## Requirement
Report the count of lines in the records that contain "Vilniaus", without any added text.

## Available data
——
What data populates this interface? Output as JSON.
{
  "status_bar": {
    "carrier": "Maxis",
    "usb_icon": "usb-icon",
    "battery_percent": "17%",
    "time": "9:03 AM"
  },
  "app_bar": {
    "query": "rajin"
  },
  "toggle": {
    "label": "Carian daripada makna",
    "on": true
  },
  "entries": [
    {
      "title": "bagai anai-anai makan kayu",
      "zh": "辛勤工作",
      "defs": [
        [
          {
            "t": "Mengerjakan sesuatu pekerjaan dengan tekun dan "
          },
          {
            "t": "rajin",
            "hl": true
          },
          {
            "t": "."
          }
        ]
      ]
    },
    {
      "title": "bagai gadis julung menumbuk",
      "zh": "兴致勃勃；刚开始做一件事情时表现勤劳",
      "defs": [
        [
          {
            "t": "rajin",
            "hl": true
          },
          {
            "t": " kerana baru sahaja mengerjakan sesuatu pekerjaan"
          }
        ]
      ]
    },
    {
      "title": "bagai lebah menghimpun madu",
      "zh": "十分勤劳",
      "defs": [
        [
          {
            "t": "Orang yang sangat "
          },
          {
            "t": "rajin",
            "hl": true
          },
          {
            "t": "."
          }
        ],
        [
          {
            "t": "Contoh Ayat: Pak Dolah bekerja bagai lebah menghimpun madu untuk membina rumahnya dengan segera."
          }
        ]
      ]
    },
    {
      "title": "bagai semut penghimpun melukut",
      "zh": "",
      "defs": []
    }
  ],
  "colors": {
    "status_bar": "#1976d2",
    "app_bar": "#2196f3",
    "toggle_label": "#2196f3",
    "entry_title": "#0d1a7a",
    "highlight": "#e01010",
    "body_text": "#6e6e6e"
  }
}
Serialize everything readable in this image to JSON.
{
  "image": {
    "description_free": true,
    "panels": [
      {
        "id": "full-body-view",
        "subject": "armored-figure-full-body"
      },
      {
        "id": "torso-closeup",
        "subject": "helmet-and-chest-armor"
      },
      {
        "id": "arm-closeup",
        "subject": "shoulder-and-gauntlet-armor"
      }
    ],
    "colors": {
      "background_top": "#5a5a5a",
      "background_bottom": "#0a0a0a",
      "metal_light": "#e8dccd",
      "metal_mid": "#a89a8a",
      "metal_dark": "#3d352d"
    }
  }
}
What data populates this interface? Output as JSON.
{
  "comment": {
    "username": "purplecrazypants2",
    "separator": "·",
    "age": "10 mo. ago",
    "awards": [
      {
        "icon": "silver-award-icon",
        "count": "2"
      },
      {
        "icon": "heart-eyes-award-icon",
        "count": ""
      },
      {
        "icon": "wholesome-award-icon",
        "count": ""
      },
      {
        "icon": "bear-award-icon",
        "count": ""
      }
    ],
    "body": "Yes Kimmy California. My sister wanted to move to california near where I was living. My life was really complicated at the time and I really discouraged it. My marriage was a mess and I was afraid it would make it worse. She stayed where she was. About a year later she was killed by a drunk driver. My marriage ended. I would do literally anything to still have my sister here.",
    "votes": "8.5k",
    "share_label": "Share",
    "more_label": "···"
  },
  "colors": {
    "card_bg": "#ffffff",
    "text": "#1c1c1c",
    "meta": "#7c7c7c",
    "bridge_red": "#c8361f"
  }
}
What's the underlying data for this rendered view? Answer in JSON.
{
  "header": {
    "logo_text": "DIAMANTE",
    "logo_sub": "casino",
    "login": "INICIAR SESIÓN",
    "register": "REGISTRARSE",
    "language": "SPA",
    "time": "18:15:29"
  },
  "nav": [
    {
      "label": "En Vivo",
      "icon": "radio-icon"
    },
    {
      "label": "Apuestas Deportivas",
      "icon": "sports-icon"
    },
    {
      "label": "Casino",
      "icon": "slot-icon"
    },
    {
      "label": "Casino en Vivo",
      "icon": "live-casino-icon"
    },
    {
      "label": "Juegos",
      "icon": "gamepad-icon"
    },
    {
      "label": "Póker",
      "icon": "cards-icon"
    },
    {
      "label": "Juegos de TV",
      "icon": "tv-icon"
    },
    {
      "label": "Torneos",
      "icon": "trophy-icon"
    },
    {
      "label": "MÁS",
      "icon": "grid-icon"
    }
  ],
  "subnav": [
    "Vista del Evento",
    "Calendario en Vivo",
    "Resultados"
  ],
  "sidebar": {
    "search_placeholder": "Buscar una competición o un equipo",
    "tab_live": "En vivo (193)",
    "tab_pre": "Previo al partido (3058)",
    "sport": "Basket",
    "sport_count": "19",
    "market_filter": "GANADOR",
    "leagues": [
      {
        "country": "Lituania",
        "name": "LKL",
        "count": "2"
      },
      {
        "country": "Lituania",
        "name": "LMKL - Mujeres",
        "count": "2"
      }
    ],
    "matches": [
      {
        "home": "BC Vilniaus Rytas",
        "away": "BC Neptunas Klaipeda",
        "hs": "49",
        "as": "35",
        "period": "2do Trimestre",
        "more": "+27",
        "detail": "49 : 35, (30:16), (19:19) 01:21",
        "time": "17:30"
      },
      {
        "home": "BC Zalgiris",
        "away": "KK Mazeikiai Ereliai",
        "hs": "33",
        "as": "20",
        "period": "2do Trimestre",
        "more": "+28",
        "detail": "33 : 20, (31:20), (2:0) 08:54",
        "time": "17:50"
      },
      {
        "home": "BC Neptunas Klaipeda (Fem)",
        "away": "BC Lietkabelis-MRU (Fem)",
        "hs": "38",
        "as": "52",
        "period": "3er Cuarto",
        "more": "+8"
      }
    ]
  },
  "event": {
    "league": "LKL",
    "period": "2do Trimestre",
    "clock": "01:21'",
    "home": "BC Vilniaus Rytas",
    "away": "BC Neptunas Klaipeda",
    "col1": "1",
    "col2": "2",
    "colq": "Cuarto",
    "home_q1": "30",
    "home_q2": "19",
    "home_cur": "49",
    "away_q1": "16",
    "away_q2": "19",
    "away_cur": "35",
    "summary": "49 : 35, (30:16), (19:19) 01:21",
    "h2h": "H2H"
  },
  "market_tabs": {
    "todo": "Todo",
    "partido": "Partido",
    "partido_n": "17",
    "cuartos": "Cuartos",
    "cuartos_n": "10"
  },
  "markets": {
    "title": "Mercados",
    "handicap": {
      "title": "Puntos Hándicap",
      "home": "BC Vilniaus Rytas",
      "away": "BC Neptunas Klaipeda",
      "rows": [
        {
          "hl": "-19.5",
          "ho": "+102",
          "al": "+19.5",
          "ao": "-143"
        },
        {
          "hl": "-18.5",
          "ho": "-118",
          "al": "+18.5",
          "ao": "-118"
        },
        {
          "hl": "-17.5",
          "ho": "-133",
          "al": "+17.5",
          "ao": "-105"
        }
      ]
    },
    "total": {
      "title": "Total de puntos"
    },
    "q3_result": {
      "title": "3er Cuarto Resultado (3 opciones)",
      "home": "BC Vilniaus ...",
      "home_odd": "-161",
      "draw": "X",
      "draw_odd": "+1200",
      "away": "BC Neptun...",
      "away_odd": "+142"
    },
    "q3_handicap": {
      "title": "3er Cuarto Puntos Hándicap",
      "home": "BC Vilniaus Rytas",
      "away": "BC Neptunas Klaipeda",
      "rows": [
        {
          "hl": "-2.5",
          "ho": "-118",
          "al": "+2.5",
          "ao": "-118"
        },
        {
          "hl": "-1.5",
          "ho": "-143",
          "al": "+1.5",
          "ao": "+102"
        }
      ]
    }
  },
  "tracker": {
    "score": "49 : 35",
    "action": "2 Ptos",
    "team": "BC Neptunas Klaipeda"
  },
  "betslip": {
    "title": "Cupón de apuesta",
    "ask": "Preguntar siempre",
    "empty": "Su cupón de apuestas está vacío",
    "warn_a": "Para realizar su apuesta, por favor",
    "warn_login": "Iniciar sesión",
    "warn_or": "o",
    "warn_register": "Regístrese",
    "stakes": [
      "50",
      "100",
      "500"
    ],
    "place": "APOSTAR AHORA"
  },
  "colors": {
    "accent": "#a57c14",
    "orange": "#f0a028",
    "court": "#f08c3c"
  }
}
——
## Expected output
5